Advertorials have been around for decades and I’ve put together a mini advertorial swipe file of a few examples I’ve collected over the years. You can download it here. If you peruse through these examples, you’ll see a few strategies you should use when creating your own advertorials, including:
- Making it look like a news item or article
- Setting headline like a newspaper headline
- Setting the copy in newspaper type
- Creating it in same style as the publication
- No logos or blatant images that screen “this is an ad!”
- Having a clear call to action
Let’s go back to the Buckley’s Pest Service ad and let me point out several smart things they did in this advertorial (I am then going to ask you to find the one area they could instantly improve this advertorial).
- Good article-style headline in a big, bold font
- Decent use of a photo and caption, however given the context of this article, they probably could have used a more dramatic photo – maybe of termites eating through a house or something like that. But they still get a B for use of a photo and caption.
- Nice use of a “pull quote.” This is a copy cosmetic technique where you “pull” an important key phrase, sentence or quote found in the body copy and make it stand out.
- “Sounds like an article.” The copy is written in such a way that it sounds like a third-party article.
- As with most advertorials, the publication requires the “ADVERTISEMENT” signification to make sure readers are aware it’s an ad.
Overall, a very good example of a local business owner using a time-tested marketing strategy to get attention and get response.
However, there is one weak area that stands out dramatically in my opinion. Something that could easily be fixed in a few seconds and I guarantee response would increase. Do you know what it is? Leave your ideas below and the first person and the fifth person to get the right answer will a digital copy of my Response Boosting Profit Secrets book where I show smart strategies like advertorials and much more for creating stand out marketing.
UPDATE: We have our winners!
Congratulations to Michael Singer and Chris Dysart who were the first and fifth person to get the answer I was looking for (as did many others). Overall, I was impressed with the different insights in the comments below, but the one thing I was looking for was improving the call-to-action. The advertorial above does a good job of getting attention and it reads well, but the call-to-action is weak. It sounds like any other pest control company and doesn’t give me any real reason or urgency to contact them now. This stumbling at the one-yard line is very typical and something we ALL must avoid.
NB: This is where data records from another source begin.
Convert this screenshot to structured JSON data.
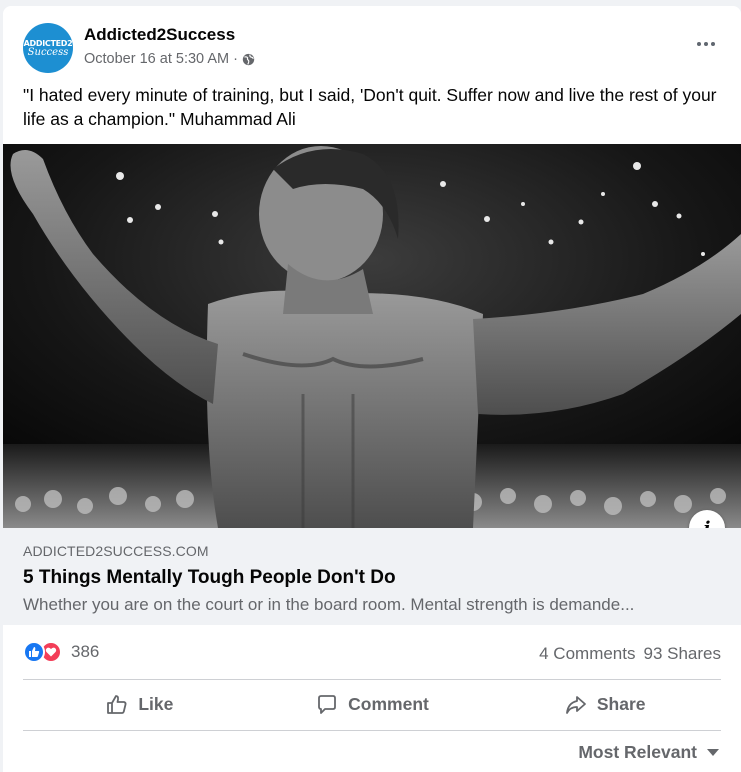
{
  "post": {
    "page_name": "Addicted2Success",
    "avatar_text_line1": "ADDICTED2",
    "avatar_text_line2": "Success",
    "timestamp": "October 16 at 5:30 AM",
    "separator": "·",
    "privacy_icon": "globe-icon",
    "more_icon": "more-options-icon",
    "text": "\"I hated every minute of training, but I said, 'Don't quit. Suffer now and live the rest of your life as a champion.\" Muhammad Ali"
  },
  "image": {
    "info_label": "i"
  },
  "link_preview": {
    "domain": "ADDICTED2SUCCESS.COM",
    "title": "5 Things Mentally Tough People Don't Do",
    "description": "Whether you are on the court or in the board room. Mental strength is demande..."
  },
  "stats": {
    "reaction_count": "386",
    "comments": "4 Comments",
    "shares": "93 Shares",
    "like_color": "#1877f2",
    "love_color": "#f33e58"
  },
  "actions": {
    "like": "Like",
    "comment": "Comment",
    "share": "Share"
  },
  "comments_filter": {
    "label": "Most Relevant"
  }
}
Create strong, compelling reasons for somebody to take action – NOW.
Compare the advertorial above to this one here and see the difference in the call-to-action. Click on the image to bring up a larger version.